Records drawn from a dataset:

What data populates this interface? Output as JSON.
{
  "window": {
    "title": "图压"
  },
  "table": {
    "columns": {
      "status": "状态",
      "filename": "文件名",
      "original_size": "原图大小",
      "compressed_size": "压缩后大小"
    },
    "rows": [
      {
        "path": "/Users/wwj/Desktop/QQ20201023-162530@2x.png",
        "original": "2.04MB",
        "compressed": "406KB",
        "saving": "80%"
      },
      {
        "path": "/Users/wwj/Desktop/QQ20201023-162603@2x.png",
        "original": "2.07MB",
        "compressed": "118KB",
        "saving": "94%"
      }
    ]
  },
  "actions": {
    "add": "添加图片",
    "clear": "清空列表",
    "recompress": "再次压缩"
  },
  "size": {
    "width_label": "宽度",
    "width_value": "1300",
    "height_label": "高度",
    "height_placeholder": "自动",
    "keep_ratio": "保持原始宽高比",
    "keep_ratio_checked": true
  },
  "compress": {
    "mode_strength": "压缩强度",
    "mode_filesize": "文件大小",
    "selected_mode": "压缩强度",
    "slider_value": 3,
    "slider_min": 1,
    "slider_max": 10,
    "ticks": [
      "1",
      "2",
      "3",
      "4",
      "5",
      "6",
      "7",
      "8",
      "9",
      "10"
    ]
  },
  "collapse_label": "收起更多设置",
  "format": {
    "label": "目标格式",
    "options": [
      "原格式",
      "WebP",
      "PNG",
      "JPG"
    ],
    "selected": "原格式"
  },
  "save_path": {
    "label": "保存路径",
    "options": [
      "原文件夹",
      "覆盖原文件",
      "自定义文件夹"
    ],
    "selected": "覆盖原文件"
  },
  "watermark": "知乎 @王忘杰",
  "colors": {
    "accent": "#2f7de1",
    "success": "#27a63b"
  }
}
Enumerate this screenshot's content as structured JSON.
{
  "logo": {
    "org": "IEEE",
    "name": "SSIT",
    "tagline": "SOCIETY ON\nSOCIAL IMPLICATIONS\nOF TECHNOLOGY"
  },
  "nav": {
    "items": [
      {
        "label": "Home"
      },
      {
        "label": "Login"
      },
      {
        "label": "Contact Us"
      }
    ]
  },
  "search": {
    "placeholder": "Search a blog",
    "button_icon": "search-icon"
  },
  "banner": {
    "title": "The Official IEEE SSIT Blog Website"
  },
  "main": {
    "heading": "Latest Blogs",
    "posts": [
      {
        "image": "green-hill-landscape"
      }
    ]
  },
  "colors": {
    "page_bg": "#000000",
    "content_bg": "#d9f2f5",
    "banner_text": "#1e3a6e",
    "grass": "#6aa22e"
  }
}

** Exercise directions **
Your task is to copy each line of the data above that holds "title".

** Completed task **
    "title": "图压"
    "title": "The Official IEEE SSIT Blog Website"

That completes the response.